**Assigned task:** Please state how many lines of the material contain "icon", giving nothing but the number.

**Recorded information:**
◇ ◇ ◇

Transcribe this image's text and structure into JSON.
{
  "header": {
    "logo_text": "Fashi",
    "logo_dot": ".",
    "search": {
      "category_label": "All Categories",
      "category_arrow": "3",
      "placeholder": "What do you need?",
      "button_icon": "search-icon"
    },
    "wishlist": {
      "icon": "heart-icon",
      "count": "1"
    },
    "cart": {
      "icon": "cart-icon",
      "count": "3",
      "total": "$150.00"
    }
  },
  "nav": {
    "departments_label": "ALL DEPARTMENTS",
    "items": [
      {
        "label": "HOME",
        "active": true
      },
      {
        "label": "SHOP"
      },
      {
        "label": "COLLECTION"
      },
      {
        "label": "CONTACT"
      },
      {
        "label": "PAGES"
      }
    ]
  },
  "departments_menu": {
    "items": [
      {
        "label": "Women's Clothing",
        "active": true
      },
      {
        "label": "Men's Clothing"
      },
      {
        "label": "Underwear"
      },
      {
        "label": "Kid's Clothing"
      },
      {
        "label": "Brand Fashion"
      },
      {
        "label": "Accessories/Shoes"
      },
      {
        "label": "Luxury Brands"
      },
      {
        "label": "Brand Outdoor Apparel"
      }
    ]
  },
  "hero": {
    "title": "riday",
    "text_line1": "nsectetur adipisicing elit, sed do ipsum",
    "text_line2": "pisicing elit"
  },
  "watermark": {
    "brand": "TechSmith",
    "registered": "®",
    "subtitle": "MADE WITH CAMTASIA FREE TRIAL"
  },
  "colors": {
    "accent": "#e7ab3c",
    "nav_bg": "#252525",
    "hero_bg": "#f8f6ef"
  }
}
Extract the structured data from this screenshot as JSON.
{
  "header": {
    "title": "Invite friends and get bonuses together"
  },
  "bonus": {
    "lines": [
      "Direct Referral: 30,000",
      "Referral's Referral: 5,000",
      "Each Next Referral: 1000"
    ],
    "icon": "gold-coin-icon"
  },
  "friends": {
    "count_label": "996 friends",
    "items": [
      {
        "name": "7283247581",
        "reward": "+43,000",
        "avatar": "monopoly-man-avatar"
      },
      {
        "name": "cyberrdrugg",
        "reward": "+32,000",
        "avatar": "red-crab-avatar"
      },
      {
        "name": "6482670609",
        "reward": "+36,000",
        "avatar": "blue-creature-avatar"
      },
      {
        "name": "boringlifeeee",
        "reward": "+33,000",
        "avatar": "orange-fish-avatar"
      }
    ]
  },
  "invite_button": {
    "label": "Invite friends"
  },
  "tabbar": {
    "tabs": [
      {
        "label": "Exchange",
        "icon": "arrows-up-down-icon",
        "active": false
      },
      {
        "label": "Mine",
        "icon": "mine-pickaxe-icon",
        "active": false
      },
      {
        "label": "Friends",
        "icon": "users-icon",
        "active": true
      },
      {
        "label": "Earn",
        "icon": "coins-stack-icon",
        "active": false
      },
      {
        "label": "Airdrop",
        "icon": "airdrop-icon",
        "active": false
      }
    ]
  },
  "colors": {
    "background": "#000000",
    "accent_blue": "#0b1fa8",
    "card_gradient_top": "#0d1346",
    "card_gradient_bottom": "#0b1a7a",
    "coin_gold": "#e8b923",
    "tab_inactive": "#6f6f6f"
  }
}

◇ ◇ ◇

**Response to this exercise:** 9